|01-01-2005 09:29 AM|
Thanks Fred, in fact that is exactly the intent of my earlier suggestion to 'experiment' with the tug to Bob (below). At the point of discovery he's at currently it seemed words of encouragement to experiment would be more effective than words of correction.
In any case, great discussion.
|12-31-2004 07:32 PM|
I belive the "tug" on the backcast leads to problems,,,,,when you feel the line "tug" on the rod,,,it is too late,,,the line is already falling towards the ground and you have introduced "slack" into the backcast. A very straight line horizontal backcast is the most efficient position for the line to be when we start the forward cast. The instant the line is unrolled into a horizontal position it begins to fall.
The backcast should be in a horizontal "J" or candy cane shape when we begin the slow acceleration into the forward cast. If you hear the dreaded snap or pop of the leader,,,,you have accelerated into the forward cast too quickly with excessive force or power.
|12-31-2004 08:17 AM|
So in other words, bob said:
- use a haul to increase load in the rod during the backcast, resulting in more power and linespeed
- use proper timing (wait for the backcast to pull on the rod) before starting the forward cast
Both of these will certainly increase load in the rod and thus line speed.
However I would clarify that tight loops have less to do with hauling and timing than they do with other factors, to be specific the path of acceleration and the stopping-point relative to that path.

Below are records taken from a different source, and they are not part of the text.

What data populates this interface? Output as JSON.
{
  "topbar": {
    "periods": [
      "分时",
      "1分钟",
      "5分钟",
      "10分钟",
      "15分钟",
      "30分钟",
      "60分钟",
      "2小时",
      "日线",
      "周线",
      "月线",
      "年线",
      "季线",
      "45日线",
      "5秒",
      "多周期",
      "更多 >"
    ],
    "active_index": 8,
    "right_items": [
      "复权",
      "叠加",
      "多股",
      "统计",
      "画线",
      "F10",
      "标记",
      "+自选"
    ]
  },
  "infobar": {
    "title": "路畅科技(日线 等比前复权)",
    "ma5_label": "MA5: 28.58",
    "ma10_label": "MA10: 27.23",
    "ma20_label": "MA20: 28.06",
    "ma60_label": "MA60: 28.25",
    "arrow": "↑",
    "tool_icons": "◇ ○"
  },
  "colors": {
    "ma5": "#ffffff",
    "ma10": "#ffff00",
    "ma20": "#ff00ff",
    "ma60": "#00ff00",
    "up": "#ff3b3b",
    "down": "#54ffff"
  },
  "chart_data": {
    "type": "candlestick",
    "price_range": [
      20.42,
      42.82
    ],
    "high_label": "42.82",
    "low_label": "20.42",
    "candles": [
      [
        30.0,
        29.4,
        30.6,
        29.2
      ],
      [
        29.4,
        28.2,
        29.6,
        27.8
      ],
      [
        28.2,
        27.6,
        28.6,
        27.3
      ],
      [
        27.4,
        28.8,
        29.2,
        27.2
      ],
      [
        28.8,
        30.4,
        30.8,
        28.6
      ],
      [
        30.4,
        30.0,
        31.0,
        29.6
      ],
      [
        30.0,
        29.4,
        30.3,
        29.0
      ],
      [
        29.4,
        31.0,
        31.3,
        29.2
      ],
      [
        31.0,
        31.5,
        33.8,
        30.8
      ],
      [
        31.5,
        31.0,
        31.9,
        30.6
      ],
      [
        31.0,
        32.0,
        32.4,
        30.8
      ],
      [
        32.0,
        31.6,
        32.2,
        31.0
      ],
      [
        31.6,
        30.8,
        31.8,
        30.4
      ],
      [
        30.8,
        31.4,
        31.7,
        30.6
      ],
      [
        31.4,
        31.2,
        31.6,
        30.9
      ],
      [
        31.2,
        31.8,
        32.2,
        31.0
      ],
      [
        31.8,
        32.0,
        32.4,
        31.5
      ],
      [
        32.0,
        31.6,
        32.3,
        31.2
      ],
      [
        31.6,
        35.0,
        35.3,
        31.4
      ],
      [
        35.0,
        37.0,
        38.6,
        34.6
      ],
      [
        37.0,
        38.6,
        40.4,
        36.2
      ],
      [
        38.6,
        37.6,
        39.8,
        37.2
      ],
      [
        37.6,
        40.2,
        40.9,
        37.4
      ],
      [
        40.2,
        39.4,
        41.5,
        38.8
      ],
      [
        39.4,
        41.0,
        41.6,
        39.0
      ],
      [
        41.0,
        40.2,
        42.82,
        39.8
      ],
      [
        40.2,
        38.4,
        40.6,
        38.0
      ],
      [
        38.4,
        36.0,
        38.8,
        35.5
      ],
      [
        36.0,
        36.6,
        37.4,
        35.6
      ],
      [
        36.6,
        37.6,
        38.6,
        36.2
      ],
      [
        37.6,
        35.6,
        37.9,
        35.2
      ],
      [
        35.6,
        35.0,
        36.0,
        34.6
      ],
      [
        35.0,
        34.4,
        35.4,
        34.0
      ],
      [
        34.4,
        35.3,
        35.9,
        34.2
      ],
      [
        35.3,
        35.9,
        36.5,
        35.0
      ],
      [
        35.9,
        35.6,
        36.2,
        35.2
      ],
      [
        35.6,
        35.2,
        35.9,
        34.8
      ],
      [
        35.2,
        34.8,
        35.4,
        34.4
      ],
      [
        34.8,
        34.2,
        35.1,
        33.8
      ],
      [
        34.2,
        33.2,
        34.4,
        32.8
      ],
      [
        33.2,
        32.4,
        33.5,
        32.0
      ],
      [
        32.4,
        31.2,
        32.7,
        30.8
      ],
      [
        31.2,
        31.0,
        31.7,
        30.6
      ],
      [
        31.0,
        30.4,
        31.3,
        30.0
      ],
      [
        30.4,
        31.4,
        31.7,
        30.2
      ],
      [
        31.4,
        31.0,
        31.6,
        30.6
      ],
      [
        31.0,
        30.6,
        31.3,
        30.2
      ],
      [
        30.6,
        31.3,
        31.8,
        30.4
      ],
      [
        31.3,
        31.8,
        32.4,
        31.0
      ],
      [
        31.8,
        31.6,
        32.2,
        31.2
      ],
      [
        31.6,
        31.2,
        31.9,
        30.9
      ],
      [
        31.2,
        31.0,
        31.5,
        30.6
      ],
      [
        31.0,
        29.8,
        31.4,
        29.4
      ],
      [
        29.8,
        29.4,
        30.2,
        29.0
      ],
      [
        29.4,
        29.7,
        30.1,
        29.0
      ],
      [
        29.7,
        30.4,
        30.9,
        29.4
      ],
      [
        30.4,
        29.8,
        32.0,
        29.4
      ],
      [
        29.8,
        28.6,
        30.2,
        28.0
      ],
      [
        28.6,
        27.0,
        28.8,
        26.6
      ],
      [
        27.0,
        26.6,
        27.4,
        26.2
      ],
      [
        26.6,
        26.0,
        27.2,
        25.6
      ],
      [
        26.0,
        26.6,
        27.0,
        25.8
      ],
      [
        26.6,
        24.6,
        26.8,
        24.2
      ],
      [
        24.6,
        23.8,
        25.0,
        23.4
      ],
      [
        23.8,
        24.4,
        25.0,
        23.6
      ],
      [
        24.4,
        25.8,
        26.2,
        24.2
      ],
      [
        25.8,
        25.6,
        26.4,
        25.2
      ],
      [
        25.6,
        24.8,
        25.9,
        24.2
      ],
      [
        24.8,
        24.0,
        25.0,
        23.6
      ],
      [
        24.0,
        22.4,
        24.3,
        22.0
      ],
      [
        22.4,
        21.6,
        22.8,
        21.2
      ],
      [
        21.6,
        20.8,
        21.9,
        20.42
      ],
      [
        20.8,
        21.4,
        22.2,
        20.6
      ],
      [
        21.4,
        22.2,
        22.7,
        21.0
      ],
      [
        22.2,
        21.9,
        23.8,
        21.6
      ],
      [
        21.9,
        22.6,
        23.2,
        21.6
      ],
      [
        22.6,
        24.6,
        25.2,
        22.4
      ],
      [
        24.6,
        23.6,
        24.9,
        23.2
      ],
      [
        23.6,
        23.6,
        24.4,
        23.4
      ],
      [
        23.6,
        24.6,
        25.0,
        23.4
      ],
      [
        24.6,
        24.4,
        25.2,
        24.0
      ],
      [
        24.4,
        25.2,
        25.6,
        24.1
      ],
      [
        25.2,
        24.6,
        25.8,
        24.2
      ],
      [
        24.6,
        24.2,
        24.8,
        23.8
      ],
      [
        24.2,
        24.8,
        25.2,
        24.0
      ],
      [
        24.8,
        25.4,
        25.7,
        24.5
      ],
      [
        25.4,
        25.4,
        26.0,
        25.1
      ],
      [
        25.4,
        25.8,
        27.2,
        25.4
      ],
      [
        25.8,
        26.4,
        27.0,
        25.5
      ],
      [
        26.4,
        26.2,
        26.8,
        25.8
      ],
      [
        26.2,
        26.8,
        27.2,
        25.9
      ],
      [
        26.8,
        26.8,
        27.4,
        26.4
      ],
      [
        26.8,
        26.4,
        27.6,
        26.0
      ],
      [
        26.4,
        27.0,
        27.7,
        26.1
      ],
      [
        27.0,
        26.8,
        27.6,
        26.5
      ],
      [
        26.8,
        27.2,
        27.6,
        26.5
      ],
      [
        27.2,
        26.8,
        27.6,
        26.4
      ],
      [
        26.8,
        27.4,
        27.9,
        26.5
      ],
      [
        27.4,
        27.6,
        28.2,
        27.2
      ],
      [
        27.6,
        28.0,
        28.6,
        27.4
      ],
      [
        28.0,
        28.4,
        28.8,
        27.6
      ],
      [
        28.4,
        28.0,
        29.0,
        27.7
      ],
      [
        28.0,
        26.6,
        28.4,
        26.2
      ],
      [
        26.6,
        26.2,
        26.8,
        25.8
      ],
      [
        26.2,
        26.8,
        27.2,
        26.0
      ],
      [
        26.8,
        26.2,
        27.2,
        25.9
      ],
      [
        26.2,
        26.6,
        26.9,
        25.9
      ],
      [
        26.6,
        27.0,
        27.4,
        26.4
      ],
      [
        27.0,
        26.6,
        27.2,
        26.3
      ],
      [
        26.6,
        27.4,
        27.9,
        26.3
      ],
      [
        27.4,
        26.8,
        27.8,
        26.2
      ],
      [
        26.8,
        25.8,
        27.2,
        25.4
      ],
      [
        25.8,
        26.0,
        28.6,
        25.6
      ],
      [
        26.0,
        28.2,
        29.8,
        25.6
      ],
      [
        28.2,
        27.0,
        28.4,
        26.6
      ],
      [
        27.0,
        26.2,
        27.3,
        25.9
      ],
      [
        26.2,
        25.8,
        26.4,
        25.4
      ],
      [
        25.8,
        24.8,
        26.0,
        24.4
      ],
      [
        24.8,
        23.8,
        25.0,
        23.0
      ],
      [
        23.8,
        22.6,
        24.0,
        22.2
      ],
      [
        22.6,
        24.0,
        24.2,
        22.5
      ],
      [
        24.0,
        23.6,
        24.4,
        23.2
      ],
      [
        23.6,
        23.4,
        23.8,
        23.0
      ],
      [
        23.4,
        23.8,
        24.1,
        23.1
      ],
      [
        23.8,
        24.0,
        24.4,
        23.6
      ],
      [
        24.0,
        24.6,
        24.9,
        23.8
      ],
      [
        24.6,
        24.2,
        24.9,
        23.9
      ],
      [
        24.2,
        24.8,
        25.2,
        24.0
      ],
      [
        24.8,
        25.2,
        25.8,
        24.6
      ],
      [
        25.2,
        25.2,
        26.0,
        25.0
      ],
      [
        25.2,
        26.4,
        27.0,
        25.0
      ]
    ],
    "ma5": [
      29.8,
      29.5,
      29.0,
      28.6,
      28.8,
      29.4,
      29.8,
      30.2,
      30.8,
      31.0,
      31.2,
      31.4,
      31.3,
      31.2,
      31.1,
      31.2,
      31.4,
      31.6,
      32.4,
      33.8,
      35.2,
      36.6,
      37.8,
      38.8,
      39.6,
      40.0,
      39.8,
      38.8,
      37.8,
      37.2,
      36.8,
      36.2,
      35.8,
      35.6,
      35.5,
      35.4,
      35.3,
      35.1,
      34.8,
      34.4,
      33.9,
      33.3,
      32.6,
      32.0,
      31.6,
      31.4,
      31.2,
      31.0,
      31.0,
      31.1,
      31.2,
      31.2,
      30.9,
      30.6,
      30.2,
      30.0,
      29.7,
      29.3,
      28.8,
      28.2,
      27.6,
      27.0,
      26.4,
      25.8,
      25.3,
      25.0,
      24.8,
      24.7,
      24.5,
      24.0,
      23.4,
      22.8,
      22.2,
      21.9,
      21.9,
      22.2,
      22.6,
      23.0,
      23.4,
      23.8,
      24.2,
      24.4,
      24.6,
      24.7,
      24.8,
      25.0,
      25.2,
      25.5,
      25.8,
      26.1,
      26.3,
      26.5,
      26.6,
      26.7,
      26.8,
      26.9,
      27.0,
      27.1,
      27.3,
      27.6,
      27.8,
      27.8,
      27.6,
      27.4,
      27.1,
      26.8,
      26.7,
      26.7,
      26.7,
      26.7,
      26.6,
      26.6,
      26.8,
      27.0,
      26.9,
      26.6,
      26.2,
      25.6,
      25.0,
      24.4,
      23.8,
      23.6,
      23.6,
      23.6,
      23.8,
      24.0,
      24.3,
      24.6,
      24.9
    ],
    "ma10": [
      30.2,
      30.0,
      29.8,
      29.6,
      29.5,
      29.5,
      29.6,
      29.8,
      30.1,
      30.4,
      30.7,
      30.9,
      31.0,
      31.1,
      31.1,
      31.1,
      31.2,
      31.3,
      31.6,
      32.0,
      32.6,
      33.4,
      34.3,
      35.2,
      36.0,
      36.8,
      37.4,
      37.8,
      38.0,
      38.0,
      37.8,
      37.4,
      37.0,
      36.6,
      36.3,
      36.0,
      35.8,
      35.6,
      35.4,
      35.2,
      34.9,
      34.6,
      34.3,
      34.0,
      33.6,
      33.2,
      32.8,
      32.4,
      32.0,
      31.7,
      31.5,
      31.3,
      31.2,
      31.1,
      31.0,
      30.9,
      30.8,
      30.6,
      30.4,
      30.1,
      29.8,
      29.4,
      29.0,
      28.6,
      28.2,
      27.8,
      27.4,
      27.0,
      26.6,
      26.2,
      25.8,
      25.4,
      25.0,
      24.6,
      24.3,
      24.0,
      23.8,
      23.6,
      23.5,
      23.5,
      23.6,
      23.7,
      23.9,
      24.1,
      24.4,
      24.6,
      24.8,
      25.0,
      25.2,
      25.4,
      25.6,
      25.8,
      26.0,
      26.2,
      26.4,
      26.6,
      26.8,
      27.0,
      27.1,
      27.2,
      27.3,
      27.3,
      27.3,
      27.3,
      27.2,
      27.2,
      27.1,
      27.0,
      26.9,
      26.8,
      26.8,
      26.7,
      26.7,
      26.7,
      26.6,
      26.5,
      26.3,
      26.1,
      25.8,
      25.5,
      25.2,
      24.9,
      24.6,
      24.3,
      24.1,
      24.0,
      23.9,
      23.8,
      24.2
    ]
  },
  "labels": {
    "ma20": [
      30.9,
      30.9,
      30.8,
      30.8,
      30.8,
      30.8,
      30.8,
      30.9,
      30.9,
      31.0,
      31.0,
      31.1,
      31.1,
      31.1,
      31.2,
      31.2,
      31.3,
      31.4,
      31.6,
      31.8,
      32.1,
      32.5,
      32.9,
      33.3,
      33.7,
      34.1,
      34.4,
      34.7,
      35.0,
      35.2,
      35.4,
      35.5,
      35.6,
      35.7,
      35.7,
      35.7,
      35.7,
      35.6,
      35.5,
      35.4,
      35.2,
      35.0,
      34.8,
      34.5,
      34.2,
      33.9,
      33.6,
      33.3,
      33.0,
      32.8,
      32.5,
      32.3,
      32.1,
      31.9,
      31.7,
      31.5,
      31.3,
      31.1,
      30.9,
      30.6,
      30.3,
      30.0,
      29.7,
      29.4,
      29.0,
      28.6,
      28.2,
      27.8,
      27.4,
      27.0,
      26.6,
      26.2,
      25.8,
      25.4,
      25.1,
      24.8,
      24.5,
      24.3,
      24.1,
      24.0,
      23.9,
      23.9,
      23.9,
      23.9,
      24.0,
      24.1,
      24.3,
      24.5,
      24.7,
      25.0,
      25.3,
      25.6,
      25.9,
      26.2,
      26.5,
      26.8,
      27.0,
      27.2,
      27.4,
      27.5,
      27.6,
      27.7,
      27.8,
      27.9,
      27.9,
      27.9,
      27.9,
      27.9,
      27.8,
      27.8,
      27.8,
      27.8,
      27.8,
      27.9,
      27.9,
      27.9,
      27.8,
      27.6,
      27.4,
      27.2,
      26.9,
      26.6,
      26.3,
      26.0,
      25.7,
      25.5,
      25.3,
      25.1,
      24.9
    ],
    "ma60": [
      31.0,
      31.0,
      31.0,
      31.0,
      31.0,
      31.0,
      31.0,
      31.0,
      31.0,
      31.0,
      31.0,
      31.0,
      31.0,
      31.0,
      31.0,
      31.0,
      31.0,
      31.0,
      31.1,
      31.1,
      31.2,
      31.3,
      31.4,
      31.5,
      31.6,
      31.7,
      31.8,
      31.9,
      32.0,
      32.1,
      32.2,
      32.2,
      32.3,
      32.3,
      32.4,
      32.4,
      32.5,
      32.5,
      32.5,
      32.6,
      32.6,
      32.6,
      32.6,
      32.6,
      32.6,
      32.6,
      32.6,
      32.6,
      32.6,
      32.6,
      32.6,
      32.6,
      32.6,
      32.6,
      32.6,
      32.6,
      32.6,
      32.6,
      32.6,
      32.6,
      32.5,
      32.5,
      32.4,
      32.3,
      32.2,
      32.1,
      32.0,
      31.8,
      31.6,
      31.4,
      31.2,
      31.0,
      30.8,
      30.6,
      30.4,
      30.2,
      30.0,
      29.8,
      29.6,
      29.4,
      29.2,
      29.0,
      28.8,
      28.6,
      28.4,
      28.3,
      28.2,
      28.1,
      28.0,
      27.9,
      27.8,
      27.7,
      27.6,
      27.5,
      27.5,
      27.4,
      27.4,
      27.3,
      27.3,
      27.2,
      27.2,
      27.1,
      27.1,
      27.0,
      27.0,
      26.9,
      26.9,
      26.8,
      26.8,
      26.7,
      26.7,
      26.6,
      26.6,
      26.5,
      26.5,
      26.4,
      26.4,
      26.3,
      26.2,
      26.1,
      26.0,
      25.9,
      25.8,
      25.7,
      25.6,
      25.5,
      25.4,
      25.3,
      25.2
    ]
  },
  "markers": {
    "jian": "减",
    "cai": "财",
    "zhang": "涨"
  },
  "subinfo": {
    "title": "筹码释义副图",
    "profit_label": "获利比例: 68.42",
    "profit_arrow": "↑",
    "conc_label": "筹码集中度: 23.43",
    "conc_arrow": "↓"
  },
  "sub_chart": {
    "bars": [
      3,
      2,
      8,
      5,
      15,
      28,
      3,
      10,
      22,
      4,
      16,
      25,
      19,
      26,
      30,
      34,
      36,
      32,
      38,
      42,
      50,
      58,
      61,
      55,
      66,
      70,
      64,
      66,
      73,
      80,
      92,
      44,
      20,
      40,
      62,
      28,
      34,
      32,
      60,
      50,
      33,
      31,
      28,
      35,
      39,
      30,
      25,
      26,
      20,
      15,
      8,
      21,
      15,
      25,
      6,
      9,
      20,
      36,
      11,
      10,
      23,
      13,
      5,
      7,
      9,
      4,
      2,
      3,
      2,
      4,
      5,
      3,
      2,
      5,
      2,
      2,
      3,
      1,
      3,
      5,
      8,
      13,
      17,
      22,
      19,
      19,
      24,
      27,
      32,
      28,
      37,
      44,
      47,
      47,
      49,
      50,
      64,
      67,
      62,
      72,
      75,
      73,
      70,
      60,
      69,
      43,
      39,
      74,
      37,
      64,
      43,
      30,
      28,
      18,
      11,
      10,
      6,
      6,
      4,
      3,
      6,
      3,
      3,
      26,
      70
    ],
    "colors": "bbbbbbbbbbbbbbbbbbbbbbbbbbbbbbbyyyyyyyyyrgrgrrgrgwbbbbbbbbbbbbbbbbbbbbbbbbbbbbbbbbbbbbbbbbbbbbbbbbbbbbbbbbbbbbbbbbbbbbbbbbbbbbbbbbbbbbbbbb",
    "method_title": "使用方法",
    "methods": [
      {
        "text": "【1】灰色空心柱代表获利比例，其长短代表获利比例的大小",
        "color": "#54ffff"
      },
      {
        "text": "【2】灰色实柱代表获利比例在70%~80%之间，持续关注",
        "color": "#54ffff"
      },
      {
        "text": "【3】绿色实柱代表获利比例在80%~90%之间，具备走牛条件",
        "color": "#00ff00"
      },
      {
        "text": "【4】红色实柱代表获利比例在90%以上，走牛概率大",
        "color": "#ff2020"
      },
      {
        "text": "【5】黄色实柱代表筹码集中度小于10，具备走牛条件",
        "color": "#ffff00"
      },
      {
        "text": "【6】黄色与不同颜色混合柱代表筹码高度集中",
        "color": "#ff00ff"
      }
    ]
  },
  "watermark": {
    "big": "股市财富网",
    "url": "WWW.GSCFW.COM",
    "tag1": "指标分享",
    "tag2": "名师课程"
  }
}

For instance, I can throw tiny loops with no hauling in either direction and virtually no effort, and very low line speed provided the momentum of the line (end to end) is traveling in a straight vector, and the rod tip stops very close to and just under that vector, voila - tight loop.
But I do not want to downplay your advice, it's very good advice indeed. Hauling and proper timing are both key to sufficient power in your casting stroke.
Per the 'tug' on the backcast - you might find it interesting to experiment with the amount of loop left in the line before you start forward. In some cases leaving a little bit of curl in the backcast before you begin the forward cast works in your favor, provided the acceleration is gradual to begin with (no shock) and there is adequate tension in the rod when it comes forward (absolutely no creep).
If you are getting turbulence in the cast especially as the leader unfolds out in front of you it could be caused by startup shock from a backcast that was allowed to recoil behind you, otherwise too sudden of an application of power, or a side-swipe in the stroke might do it as well.
|12-31-2004 01:53 AM|
|fishingbum||the Double Haul, grasshoppa... very good. i've been practicing too and have been opening my casting stroke beyond the 10/2-o'clock positions with much success. i've also been letting the rod tip 'drift' on the backcast and it reduces the shock of the 60-70 feet of line shooting back. my stroke is now much more relaxed and less rigid and robotty.|
|12-30-2004 09:25 PM|
I was practicing my casting this afternoon, and I made some observations. Try these tips; they improved my casting.
1) With the line straight on the lawn (or water) make a quick backhaul while pulling the rod behind you.
2) When you feel the line "tug" (with the hand holding the the flyline) start the foward cast.
These 2 steps do two things : They increase line speed, and create tighter loops!
It helped me. I experimented. Try it.